Use of Antibiotics in Dogs and Cats Having Surgery
We commonly receive questions from owners regarding antibiotic administration in our surgical patients. To help answer some of these questions, we have created these questions to help you understand the perioperative antibiotic protocol at Cummings Veterinary Medical Center.
Antibiotics are often administered to human and animal patients undergoing surgery. However, not all patients having surgery require—nor will benefit from—prophylactic (preventive) use of antibiotics. Antibiotics should only be administered when they are needed. This is because they are medications that have potential side effects AND because overuse of antibiotics can quickly help more dangerous bacteria to develop and grow.
Which surgical patients should receive antibiotics?
We have carefully selected the patients which should receive perioperative antibiotics, based on current research from the medical and veterinary fields. In general, the following patients should receive antibiotics:
- Patients having surgery lasting longer than 2 hours
- Patients receiving major implants (metal plates, joint replacements)
Occasionally, our surgeons may elect to prescribe antibiotics to a patient that does not fall into the above categories. This is because the surgeon may feel that the patient is particularly prone to an infection. Patients falling into these categories may include:
- Geriatric patients
- Immunocompromised patients (those with a low level of immunity)
- Patients with metabolic disease (e.g., diabetes)
- Patients with open wounds
- Certain patients having surgery involving non-sterile areas of the body (stomach, intestines)
What if your pet does not fall under the above categories?
Owners are sometimes surprised to learn that their pet will not receive antibiotics prior to routine surgery and also will not be sent home with oral antibiotics.
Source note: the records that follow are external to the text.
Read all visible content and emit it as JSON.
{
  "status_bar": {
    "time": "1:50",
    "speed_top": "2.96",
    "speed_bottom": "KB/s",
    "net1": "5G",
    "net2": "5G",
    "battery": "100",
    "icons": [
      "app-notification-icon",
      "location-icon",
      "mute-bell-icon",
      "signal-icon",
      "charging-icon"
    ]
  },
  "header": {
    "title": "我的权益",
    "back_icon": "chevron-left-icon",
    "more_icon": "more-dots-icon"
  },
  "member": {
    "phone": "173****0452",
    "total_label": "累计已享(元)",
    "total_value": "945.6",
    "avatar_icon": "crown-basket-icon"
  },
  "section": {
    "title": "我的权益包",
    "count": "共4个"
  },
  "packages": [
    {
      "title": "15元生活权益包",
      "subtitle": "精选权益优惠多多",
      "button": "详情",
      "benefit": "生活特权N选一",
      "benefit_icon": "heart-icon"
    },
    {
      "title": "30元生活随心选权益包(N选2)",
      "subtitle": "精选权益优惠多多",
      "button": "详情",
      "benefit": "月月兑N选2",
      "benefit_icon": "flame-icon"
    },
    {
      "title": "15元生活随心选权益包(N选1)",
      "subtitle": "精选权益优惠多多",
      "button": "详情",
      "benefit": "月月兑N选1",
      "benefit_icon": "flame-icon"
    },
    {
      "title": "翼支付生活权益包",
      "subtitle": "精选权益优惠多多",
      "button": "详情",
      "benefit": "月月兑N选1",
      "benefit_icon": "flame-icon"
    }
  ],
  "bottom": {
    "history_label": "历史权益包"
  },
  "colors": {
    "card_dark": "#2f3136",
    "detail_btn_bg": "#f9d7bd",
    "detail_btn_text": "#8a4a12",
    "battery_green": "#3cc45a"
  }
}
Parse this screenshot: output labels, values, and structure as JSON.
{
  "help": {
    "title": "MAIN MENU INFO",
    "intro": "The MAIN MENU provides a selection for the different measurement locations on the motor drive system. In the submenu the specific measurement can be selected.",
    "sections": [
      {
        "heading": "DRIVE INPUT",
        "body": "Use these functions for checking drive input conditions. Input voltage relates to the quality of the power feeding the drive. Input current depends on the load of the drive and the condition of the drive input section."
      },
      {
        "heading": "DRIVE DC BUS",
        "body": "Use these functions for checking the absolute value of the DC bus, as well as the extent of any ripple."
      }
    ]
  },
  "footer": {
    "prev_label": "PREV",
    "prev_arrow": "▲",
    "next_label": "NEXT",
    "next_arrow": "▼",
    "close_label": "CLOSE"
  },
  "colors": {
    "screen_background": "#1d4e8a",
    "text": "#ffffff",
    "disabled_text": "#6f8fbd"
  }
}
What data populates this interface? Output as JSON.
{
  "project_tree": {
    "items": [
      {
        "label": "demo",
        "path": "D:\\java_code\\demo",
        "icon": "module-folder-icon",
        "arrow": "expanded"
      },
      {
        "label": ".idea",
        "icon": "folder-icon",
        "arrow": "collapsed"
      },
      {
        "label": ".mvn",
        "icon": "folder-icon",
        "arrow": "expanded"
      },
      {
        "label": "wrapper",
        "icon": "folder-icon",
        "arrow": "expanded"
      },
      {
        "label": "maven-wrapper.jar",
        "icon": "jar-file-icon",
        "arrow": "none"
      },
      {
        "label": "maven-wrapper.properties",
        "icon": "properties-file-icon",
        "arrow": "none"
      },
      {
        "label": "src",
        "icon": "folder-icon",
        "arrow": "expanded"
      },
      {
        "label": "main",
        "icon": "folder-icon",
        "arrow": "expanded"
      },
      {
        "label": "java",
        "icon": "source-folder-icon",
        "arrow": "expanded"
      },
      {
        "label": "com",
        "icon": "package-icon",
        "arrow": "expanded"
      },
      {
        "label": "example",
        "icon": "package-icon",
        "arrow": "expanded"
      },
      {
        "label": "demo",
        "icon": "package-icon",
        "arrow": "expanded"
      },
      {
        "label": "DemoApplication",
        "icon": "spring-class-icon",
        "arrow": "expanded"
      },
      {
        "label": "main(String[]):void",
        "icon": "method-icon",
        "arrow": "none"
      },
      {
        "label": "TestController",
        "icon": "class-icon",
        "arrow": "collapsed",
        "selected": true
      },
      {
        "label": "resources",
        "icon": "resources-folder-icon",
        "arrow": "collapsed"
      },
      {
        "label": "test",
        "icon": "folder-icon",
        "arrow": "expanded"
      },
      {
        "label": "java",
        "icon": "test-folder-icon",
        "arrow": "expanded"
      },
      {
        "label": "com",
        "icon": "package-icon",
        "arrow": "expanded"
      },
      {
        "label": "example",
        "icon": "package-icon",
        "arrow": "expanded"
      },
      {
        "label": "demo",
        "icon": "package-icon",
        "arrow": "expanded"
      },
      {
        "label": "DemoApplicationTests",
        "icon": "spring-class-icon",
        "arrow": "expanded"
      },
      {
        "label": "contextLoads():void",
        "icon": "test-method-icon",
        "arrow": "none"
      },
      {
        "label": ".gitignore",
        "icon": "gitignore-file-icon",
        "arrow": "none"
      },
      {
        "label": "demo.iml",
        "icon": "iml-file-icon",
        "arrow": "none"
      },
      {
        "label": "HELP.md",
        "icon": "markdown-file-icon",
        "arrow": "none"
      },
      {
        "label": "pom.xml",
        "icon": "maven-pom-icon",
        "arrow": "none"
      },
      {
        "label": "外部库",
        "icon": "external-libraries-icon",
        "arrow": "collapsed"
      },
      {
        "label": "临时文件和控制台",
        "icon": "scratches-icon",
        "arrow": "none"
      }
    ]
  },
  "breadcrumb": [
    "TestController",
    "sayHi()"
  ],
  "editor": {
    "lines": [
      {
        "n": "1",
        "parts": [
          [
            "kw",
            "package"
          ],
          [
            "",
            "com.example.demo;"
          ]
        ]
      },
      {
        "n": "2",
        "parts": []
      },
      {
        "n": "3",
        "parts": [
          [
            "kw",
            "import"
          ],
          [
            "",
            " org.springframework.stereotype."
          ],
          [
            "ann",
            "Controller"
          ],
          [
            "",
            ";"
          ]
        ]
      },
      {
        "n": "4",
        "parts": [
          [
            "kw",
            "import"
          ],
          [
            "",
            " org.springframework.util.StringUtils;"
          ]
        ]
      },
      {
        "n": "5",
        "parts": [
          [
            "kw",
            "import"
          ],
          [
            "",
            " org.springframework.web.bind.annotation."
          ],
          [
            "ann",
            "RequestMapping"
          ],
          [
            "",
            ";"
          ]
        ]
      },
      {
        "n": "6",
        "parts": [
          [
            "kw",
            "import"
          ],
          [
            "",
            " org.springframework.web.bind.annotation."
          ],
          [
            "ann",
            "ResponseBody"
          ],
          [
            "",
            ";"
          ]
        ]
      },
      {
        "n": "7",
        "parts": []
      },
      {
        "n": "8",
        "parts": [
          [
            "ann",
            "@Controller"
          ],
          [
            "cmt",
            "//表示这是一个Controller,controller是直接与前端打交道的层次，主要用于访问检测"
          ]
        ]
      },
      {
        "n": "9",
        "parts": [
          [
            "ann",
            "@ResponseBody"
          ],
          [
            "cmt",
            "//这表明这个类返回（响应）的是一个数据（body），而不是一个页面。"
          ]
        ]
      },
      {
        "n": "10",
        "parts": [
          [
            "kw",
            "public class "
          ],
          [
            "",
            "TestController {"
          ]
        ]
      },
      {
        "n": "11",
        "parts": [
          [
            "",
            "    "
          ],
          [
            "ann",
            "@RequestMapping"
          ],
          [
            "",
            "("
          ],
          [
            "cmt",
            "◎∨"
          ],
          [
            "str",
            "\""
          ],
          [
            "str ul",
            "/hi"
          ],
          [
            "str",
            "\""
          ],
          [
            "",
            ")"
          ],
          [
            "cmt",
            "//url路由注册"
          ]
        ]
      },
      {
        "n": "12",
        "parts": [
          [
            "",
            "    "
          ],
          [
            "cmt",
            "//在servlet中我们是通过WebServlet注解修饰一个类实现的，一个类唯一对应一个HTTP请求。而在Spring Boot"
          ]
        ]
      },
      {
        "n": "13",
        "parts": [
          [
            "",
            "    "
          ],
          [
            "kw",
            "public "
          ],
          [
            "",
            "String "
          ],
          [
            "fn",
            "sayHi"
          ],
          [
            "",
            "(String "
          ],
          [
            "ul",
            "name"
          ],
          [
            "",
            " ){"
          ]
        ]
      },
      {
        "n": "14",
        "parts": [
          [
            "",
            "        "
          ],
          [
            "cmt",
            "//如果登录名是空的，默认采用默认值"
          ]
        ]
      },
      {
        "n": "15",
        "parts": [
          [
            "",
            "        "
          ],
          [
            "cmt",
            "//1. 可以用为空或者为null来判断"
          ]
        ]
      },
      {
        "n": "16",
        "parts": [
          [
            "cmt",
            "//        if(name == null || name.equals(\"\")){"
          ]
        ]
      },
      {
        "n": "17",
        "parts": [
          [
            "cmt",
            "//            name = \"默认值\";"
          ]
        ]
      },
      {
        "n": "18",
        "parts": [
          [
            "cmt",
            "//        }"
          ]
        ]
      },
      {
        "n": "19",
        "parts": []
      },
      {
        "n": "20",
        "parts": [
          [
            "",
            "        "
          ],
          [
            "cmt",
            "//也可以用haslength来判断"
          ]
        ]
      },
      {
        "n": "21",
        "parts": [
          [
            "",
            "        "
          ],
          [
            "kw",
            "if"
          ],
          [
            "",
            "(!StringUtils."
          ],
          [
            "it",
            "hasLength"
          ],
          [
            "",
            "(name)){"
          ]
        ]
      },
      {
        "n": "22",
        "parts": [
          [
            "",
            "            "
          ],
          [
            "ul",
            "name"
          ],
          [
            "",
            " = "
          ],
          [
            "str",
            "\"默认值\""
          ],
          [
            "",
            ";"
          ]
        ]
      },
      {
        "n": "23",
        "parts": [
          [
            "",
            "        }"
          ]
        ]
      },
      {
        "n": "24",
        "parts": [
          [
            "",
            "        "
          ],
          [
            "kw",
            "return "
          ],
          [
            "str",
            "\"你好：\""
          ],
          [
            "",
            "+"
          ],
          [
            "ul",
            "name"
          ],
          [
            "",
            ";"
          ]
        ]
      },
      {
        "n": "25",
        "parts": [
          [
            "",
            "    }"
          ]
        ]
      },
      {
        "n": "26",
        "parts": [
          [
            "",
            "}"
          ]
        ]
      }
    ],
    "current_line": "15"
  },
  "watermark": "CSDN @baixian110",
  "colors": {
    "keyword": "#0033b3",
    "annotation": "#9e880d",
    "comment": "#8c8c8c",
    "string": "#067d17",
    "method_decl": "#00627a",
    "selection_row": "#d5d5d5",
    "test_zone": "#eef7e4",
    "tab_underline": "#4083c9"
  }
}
When infections do develop in these cases, it may seem that the decision not to use antibiotics was to blame. However, there is overwhelming evidence that unnecessary antibiotic administration in these circumstances does not help prevent post-operative infections. Additionally, this routine use of antibiotics puts both you and your pet at risk for infections that are potentially resistant to all but the most potent antibiotics, contributing to a world-wide health crisis.
If your pet needs antibiotics that are prescribed, it is very important that you give all the medication to your pet as directed on the bottle (specifically as prescribed); skipping doses and stopping before all the medication has been given is as effective as not administering these drugs at all.
How are antibiotics administered to surgical patients?
When antibiotics are used, they are administered intravenously, immediately prior to the beginning of surgery, every 2 hours during anesthesia, and then discontinued.
Studies have demonstrated that antibiotics are most effective in preventing postoperative infections when adequate blood levels are present throughout surgery. In general, continuing antibiotics beyond the end of surgery has shown little effect in decreasing infection rates, except in selected patients as described above.
Our veterinarians will be happy to answer any questions you may have concerning our Antibiotic Use protocol.
- Antibiotics should be only administered when they are really needed. This is because they are drugs that have potential side effects and because over use of antibiotics can quickly help more dangerous bacteria to develop and grow.
- Most patients that have surgery do not need antibiotics to go home.
- Occasionally, patients get infections after surgery. This can happen even when patients are being administered antibiotics.
- If your patient needs, and receives, antibiotics for home use, it is very important that you give all the medication to your pet, as directed on the bottle (as prescribed).